Saturday, March 26, 2011

Option 2-Borges Blog

Perla Sasson-Henry introduces two theories in his portion of the Rocky Mountain Review of Language and Literature that reflect very well what our class has spoken about in Borges stories these past weeks. The Bifurcation Theory explains the idea that there are a “number of possibilities and solutions which emerge” (Henry 13) in every choice a person makes. We can see this theory run through many of Borges’ works, specifically in the Garden of Forking Paths. The second theory mentioned, is the Chaos Theory, which explains the “discovery that hidden within the unpredictability of chaotic systems are deep structures of order.” (Henry 12)

Bifurcation Theory occurs in the Garden of Forking Paths where there is talk of how “In all fictions, each time a man meets diverse alternatives, he chooses one and eliminates the others.” (Borges 125) There could be many futures for these men including death or life or delivering themselves to their captain. This theory is shown in many of Borges fictions, not only The Garden of Forking Paths, but it is also in The Lottery in Babylon.

We spoke in class of Borges’ love for simultaneity and parallel universes. We also spoke of how in The Garden of Forking Paths, the paths are killed after a man chooses one versus in The Lottery in Babylon, you could be anyone and do anything, it was up to chance, but there is still bifurcation in that you choose whether or not you want to play and when to play.

The Chaos Theory explaining that “what to the naked eye resembles noise, disruption, or disorganization is in fact the result of some deeply organized structure” (Henry 12), can be shown through The Library of Babel. This library may seem chaotic, filled with so many people and so an infinite number of books, but “the arrangement of the gallery is always the same: Twenty bookshelves, five to each side, line four of the hexagon’s six sides…” (Borges 112) The chaos of this library, really just is a very organized display of books and walls in a hexagonal figure.

We spoke of chaos when discussing The Lottery in Babylon and how Borges changes the way the world works and in his fictional pieces, he instead makes his characters living in an ordered world where the people only introduce the chaos.
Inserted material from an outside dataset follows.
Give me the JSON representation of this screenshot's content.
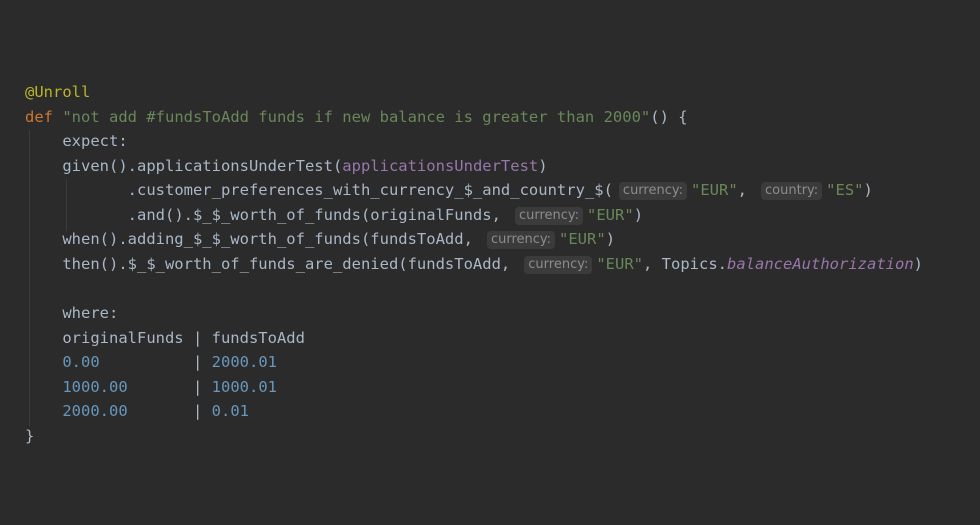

This is what is happening in both The Lottery in Babylon and The Library of Babel. This switch of how the world works is confusing and hard to grasp because the world is so chaotic, one may not be able to imagine a world or a library or a lottery that has initial chaos that is “ubiquitous, stable, structured”. (Henry 12)

The bifurcation theory and the chaos theory are both very apparent in the fictional works of Borges. These two theories are part of the reason why Borges may be difficult to read at times because they introduce new concepts into how the world works, concepts we may have never thought of before. Henry explains these theories in an understandable way in which heavily related the works of Borges to the two theories. Bifurcation and chaos may be two of the most prominent theories within the fictional works of Borges.

Works Cited:

1) Perla Sassón-Henry. Borges' "The Library of Babel" and Moulthrop's Cybertext "Reagan Library" Revisited
Rocky Mountain Review of Language and Literature
Vol. 60, No. 2 (2006), pp. 11-22
Published by: Rocky Mountain Modern Language Association
Article Stable URL:

2) Borges, Jorge Luis, and Andrew Hurley. Collected Fictions. New York, N.Y., U.S.A.: Viking, 1998. Print.

1 comment:

  1. I think that you do very well explaining the essay you read; certainly you seem to. One reason I think you did very well is that most of the time when literary critics refer to a scientific theory, they mangle it pretty badly - but you were able to extract a reasonable explanation of chaos theory from an essay which may not have explained it very well, so I thought that was quite good. So that part of your work is very effective.

    The second part of the prompt calls for you to either expand upon or critique something that we discussed in class. You barely even gesture at doing this. Now, clearly this essay does do different things than we did in class, and clearly what it does is *connected* to our discussion - but you aren't doing a good job of explaining how we should read and think differently with this essay in mind.

    Really, this was just too short: you gave a competent explanation of the essay, but then dodged really doing the second part.